The increased use of direct democracy measures across the United States has brought attention to the individual petitioner however their motivations and goals continue to be an enigma.

Drawing on behavioral, historical and legal analysis to provide a more concrete depiction of these individuals, expert contributors examine the true personalities, motivations and expectations, successes and failures of petitioners in the direct democracy process and how they culminate in policy formation across the United States. Six typologies; the zealot, the victim, the amateur, the lawyer, the professional, and the politician are identified and later applied to four key policy areas, taxation, health, the environment and education.

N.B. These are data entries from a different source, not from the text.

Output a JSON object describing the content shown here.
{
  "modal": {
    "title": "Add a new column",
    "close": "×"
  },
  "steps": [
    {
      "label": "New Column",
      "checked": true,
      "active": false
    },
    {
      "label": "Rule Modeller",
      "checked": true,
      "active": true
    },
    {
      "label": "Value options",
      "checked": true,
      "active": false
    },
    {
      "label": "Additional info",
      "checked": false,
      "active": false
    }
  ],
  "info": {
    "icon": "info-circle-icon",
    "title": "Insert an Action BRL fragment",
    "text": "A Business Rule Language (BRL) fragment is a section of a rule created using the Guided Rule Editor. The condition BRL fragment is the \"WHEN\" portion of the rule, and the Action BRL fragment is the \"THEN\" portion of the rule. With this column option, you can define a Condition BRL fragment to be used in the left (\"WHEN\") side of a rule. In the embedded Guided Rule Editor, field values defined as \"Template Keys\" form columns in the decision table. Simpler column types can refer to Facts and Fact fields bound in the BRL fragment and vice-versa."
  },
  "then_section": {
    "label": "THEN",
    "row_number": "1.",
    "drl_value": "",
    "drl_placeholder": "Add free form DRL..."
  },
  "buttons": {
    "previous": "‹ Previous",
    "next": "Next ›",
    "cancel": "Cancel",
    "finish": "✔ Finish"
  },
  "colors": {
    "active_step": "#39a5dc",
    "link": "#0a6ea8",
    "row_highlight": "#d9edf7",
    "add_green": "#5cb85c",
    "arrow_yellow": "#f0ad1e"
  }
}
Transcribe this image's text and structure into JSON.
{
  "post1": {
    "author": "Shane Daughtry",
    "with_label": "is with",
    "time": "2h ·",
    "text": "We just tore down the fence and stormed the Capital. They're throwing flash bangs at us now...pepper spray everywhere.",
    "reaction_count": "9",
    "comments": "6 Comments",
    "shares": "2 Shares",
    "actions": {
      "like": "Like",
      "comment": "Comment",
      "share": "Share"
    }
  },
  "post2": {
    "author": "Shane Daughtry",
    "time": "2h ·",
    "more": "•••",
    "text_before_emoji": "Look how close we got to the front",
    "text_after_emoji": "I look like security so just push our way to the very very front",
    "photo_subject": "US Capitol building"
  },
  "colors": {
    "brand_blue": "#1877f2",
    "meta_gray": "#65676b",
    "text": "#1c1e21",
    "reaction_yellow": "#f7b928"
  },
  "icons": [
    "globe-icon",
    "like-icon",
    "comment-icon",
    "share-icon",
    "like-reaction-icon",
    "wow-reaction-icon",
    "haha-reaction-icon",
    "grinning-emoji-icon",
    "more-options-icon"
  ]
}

A lucid contribution to the existing literature on direct democracy and an excellent resource for studying how petitioners are able to influence their communities beyond the ballot box.

chapter |11 pages

1 The State of Petitioners

ByShauna Reilly, Ryan M. Yonk

chapter |32 pages

2 Success from Amateur to Zealot

A Typology of Initiative Activists 1
ByMathew Manweller

chapter |21 pages

3 Governors at the Bully Ballot Box

ByThomas Lubbock

chapter |15 pages

4 Petitioners and Policymakers

State Legislator Perceptions of Petitioners and Direct Democracy
ByRichard N. Engstrom, Jeff R. DeWitt

chapter |22 pages

5 Petitioners as a Reflection of their Community

ByShauna Reilly, Whitney McIntyre Miller

chapter |22 pages

6 Petitioners and Quality of Life in their Community1

ByShauna Reilly, Ryan M. Yonk

chapter |18 pages

7 Education and Amateurs

Changes to Education Finance by Petitioners 1
ByDamon Cann, Teena Wilhelm

chapter |26 pages

8 Petitioners in Health-Care Policy

Complex Policy and Simple Decision Mechanisms
ByRoberta Q. Herzberg

chapter |21 pages

9 The Realm of the Zealot

Tax Policy
ByRyan M. Yonk, Terri Bechdel, Kayla Dawn Harris

chapter |24 pages

10 Green Energy Democracy

A Venue for Zealots and Professionals
ByRandy Simmons, Kristen Dawson, Kayla Dawn Harris

chapter |6 pages

11 Conclusion and Policy Potential

ByShauna Reilly, Ryan M. Yonk